The Talmud says: “Because of shaka d’rispak, Beitar was destroyed.” What is “shaka d’rispak”? Rashi defines shaka as a “side” (דופן) and rispak as a “women’s chariot” (Heb. מרכבת נשים), so collectively shaka d’rispak means the side of a women’s chariot. Rashi also offers a translation of rispak as ריטוג”א in German. Phonetically, this would appear to be “rituga,” but there is no German word resembling that that I could immediately discover.

So I went to Google translate and tried translating “chariot” into German. I got “Streitwagen.” That didn’t seem right, but then I looked closer and realized that if the “St” part was eliminated, the word would be “reitwagen,” and would actually be quite close to Rashi’s word. The “Reit” part is ריט, and the “wagen” part is “וגא,” leaving only the “n” sound missing. But is a “reitwagen” a thing? As it turns out, yes! It means “riding-wagon” in Middle High German, the language spoken in Germany during (and after) Rashi’s lifetime.

The etymology for “wagen,” incidentally, is derived from “vega,” meaning “way.”

The next part of the mystery is why this is a “women’s chariot” specifically. So I investigated ancient modes of transportation for women and found that there was a type of carriage called a “litter” or “basternum” in which wealthy women were carried by human servants or on the backs of animals (like the mule). The context of the Talmudic passage concerns the daughter of a Roman official, so this would make sense.

I looked up “rispak” in Jastrow’s Dictionary of the Talmud, and he references to another word, “dispak,” which he defines as “litter,” as above.

I’m not sure why Jastrow changes rispak to dispak, but I’m gonna hazard my own guess as to its etymology. Bear with me.

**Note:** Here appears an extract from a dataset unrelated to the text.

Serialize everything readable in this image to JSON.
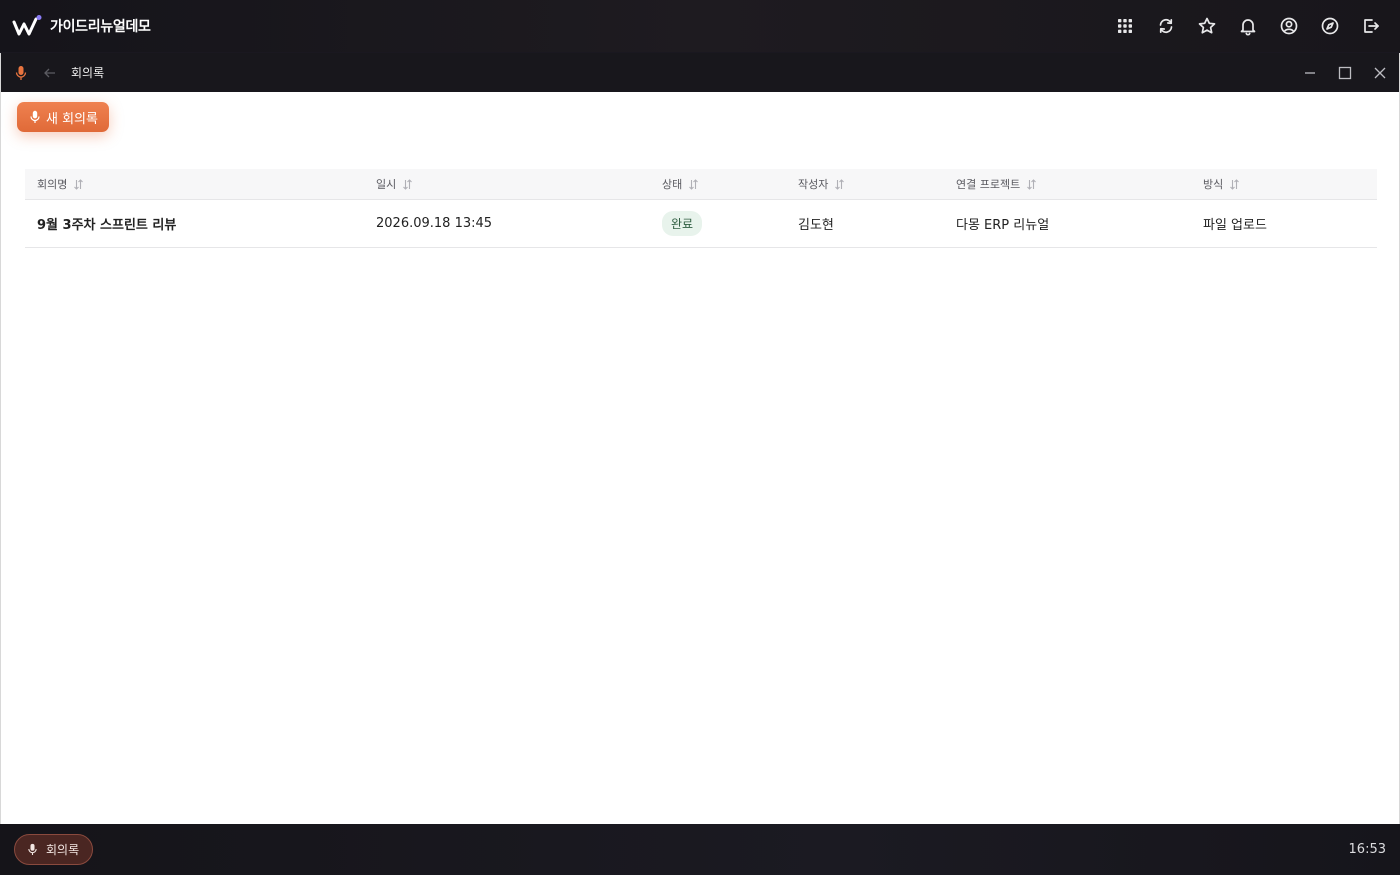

Rispak is very similar to the English word “respect.” I researched the etymology of this word and found that it derives from the Latin verb “respicere” meaning to regard or “look back” at. “Re” means “again” and the SPC root means to look, as in “spectacle,” “spectator,” etc. Hence to “respect” means to look at something with particular regard. Since these vehicles were designed to carry wealthy individuals, to whom others were meant to look with regard, they may have gotten their name from this verb.

If “dispak” is the correct version, this may be a combination of the same SPC verb with the prefix “de” or “dis,” meaning to undo or reverse something. So then this would mean a vehicle designed to obscure the rider from the observer, as these carriages would often have curtains or be closed off to prevent the eyes of commoners from seeing the occupant.

Incidentally, I have a theory that Rashi offers foreign language equivalents of certain words in the text when he wishes to show a linguistic connection or origin, not just a translation. Here, ריטוג”א as the German counterpart for “rispak” works as follows: ריט derives from ריס, as the “t” and “s” sounds interchange, the ו (“v” sound) interchanges with the פ (“p” or “f” sound) and the ג (“g” sound) interchanges with the ק (“k” sound). Hence ריספק to ריטוג”א.

The context of the story in the Talmud is as follows: The Caesar’s daughter was passing the city of Beitar in a rispak, when the “shaka” of the rispak broke. The people of Beitar had a custom to plant certain trees when a boy or girl was born, then, when a boy and girl grew up and married, they used the wood from their respective trees to build their chupah. When the shaka broke, the servants of The Caesar’s daughter cut down one of these trees to use its wood for the carriage. The people of Beitar became incensed and attacked the Caesar’s daughter and their attendants. The Emperor avenged himself upon the city of Beitar, massacring its inhabitants.

From the story, and based upon our exploration above, it would seem that the “shaka,” or “side” of the rispak, may have been one of the poles used to carry it.

Anyway, that’s what I’m thinking. What are your thoughts?